| EXERCISE |
If a record contains an image, leave the image out and repeat everything else exactly.

| THE DATA |
- Opening Delimiter -

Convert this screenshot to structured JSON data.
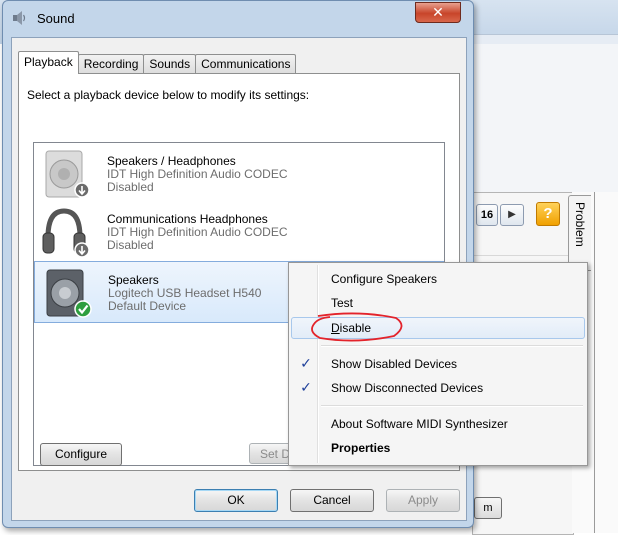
{
  "window": {
    "title": "Sound",
    "close_glyph": "✕"
  },
  "tabs": [
    {
      "label": "Playback",
      "active": true
    },
    {
      "label": "Recording",
      "active": false
    },
    {
      "label": "Sounds",
      "active": false
    },
    {
      "label": "Communications",
      "active": false
    }
  ],
  "instruction": "Select a playback device below to modify its settings:",
  "devices": [
    {
      "name": "Speakers / Headphones",
      "driver": "IDT High Definition Audio CODEC",
      "state": "Disabled",
      "icon": "speaker-icon",
      "badge": "disabled-arrow-icon"
    },
    {
      "name": "Communications Headphones",
      "driver": "IDT High Definition Audio CODEC",
      "state": "Disabled",
      "icon": "headphones-icon",
      "badge": "disabled-arrow-icon"
    },
    {
      "name": "Speakers",
      "driver": "Logitech USB Headset H540",
      "state": "Default Device",
      "icon": "speaker-icon",
      "badge": "default-check-icon",
      "selected": true
    }
  ],
  "buttons": {
    "configure": "Configure",
    "set_default_visible": "Set D",
    "ok": "OK",
    "cancel": "Cancel",
    "apply": "Apply"
  },
  "context_menu": {
    "items": [
      {
        "label": "Configure Speakers"
      },
      {
        "label": "Test"
      },
      {
        "label": "Disable",
        "accel": "D",
        "hovered": true
      },
      {
        "label": "Show Disabled Devices",
        "checked": true
      },
      {
        "label": "Show Disconnected Devices",
        "checked": true
      },
      {
        "label": "About Software MIDI Synthesizer"
      },
      {
        "label": "Properties",
        "bold": true
      }
    ],
    "check_glyph": "✓"
  },
  "background_app": {
    "pager_page": "16",
    "pager_next_glyph": "▶",
    "help_glyph": "?",
    "side_tab": "Problem",
    "button_fragment": "m"
  },
  "colors": {
    "annotation_red": "#e3232b",
    "selection_border": "#84acdd",
    "dialog_frame": "#c3d6ea"
  }
}
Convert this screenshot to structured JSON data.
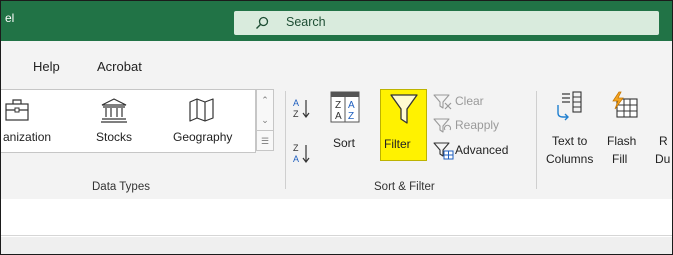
{
  "title_bar": {
    "app_name_fragment": "el",
    "search_placeholder": "Search",
    "background_color": "#217346"
  },
  "tabs": [
    {
      "label": "Help"
    },
    {
      "label": "Acrobat"
    }
  ],
  "data_types": {
    "items": [
      {
        "label": "anization",
        "icon": "organization-icon"
      },
      {
        "label": "Stocks",
        "icon": "stocks-icon"
      },
      {
        "label": "Geography",
        "icon": "geography-map-icon"
      }
    ],
    "group_label": "Data Types"
  },
  "sort_filter": {
    "sort_az_icon": "sort-a-to-z-icon",
    "sort_za_icon": "sort-z-to-a-icon",
    "sort_label": "Sort",
    "filter_label": "Filter",
    "filter_highlight_color": "#fff200",
    "clear_label": "Clear",
    "reapply_label": "Reapply",
    "advanced_label": "Advanced",
    "group_label": "Sort & Filter"
  },
  "data_tools": {
    "text_to_columns_line1": "Text to",
    "text_to_columns_line2": "Columns",
    "flash_fill_line1": "Flash",
    "flash_fill_line2": "Fill",
    "remove_dup_line1": "R",
    "remove_dup_line2": "Du"
  }
}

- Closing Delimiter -

| WRITTEN RESPONSE |
Convert this screenshot to structured JSON data.
{
  "window": {
    "title": "Sound",
    "close_glyph": "✕"
  },
  "tabs": [
    {
      "label": "Playback",
      "active": true
    },
    {
      "label": "Recording",
      "active": false
    },
    {
      "label": "Sounds",
      "active": false
    },
    {
      "label": "Communications",
      "active": false
    }
  ],
  "instruction": "Select a playback device below to modify its settings:",
  "devices": [
    {
      "name": "Speakers / Headphones",
      "driver": "IDT High Definition Audio CODEC",
      "state": "Disabled",
      "icon": "speaker-icon",
      "badge": "disabled-arrow-icon"
    },
    {
      "name": "Communications Headphones",
      "driver": "IDT High Definition Audio CODEC",
      "state": "Disabled",
      "icon": "headphones-icon",
      "badge": "disabled-arrow-icon"
    },
    {
      "name": "Speakers",
      "driver": "Logitech USB Headset H540",
      "state": "Default Device",
      "icon": "speaker-icon",
      "badge": "default-check-icon",
      "selected": true
    }
  ],
  "buttons": {
    "configure": "Configure",
    "set_default_visible": "Set D",
    "ok": "OK",
    "cancel": "Cancel",
    "apply": "Apply"
  },
  "context_menu": {
    "items": [
      {
        "label": "Configure Speakers"
      },
      {
        "label": "Test"
      },
      {
        "label": "Disable",
        "accel": "D",
        "hovered": true
      },
      {
        "label": "Show Disabled Devices",
        "checked": true
      },
      {
        "label": "Show Disconnected Devices",
        "checked": true
      },
      {
        "label": "About Software MIDI Synthesizer"
      },
      {
        "label": "Properties",
        "bold": true
      }
    ],
    "check_glyph": "✓"
  },
  "background_app": {
    "pager_page": "16",
    "pager_next_glyph": "▶",
    "help_glyph": "?",
    "side_tab": "Problem",
    "button_fragment": "m"
  },
  "colors": {
    "annotation_red": "#e3232b",
    "selection_border": "#84acdd",
    "dialog_frame": "#c3d6ea"
  }
}
Convert this screenshot to structured JSON data.
{
  "title_bar": {
    "app_name_fragment": "el",
    "search_placeholder": "Search",
    "background_color": "#217346"
  },
  "tabs": [
    {
      "label": "Help"
    },
    {
      "label": "Acrobat"
    }
  ],
  "data_types": {
    "items": [
      {
        "label": "anization",
        "icon": "organization-icon"
      },
      {
        "label": "Stocks",
        "icon": "stocks-icon"
      },
      {
        "label": "Geography",
        "icon": "geography-map-icon"
      }
    ],
    "group_label": "Data Types"
  },
  "sort_filter": {
    "sort_az_icon": "sort-a-to-z-icon",
    "sort_za_icon": "sort-z-to-a-icon",
    "sort_label": "Sort",
    "filter_label": "Filter",
    "filter_highlight_color": "#fff200",
    "clear_label": "Clear",
    "reapply_label": "Reapply",
    "advanced_label": "Advanced",
    "group_label": "Sort & Filter"
  },
  "data_tools": {
    "text_to_columns_line1": "Text to",
    "text_to_columns_line2": "Columns",
    "flash_fill_line1": "Flash",
    "flash_fill_line2": "Fill",
    "remove_dup_line1": "R",
    "remove_dup_line2": "Du"
  }
}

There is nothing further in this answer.